WORK ORDER — Determine how many lines of the entries contain "Backed". Reply with that number alone.

(App and web page records)

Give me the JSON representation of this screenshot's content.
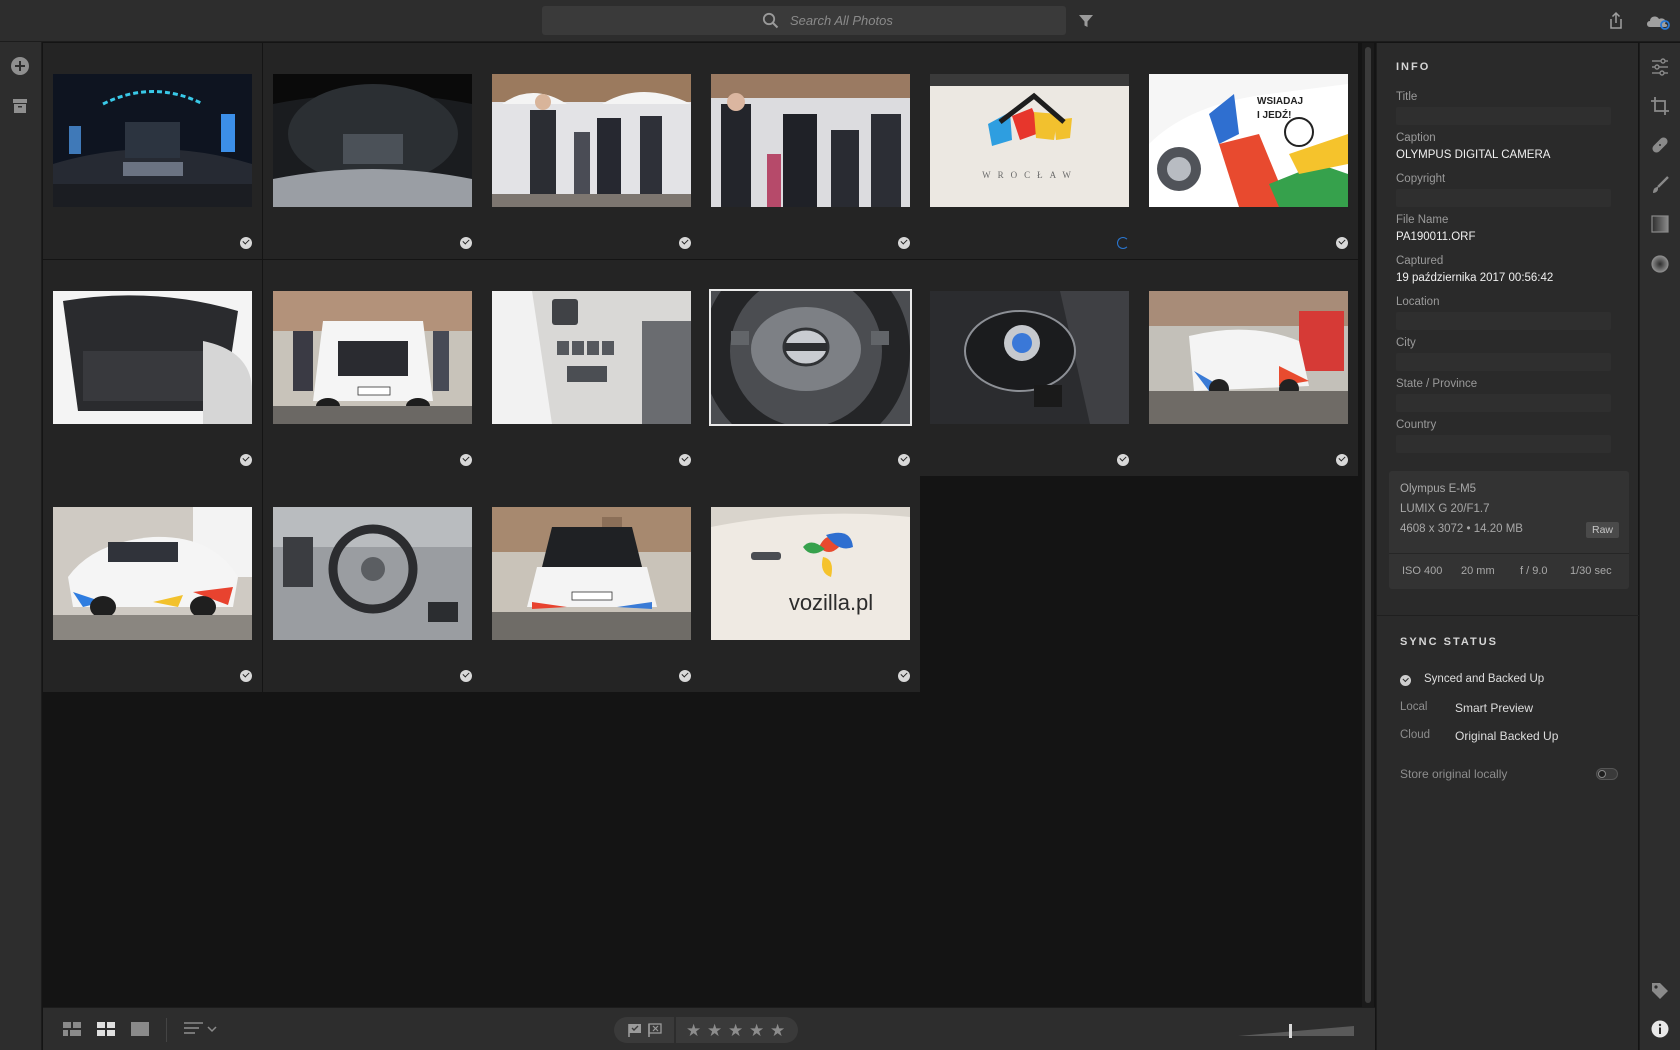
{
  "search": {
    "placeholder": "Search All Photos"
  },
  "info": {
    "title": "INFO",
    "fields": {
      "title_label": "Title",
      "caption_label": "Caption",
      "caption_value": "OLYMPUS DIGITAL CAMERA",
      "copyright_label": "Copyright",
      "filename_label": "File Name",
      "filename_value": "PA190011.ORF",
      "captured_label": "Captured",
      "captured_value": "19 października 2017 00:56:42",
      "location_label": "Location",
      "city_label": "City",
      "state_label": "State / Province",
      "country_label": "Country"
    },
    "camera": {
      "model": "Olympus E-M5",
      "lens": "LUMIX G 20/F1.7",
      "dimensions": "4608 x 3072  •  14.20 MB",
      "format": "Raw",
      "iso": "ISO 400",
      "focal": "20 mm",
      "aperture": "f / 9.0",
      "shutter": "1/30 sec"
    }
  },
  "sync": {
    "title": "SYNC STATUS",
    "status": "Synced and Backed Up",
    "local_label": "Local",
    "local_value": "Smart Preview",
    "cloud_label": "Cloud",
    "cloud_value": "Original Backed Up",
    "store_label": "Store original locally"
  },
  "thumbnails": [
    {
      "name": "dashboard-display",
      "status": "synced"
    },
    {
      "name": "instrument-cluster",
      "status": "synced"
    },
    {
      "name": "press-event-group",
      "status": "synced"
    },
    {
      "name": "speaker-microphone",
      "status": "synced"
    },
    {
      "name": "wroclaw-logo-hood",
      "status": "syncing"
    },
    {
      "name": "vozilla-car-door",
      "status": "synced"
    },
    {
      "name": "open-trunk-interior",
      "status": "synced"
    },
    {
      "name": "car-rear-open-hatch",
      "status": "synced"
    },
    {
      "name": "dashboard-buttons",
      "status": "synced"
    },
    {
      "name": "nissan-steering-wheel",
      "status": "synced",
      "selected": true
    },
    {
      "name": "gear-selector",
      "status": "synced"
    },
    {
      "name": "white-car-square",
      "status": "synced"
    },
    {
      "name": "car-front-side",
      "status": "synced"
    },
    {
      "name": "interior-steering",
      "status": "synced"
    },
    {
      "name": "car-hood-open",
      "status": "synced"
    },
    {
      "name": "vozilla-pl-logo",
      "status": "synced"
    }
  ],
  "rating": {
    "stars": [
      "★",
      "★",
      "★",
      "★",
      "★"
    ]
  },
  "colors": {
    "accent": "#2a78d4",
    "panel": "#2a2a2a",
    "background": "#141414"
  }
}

EXERCISE OUTPUT — 2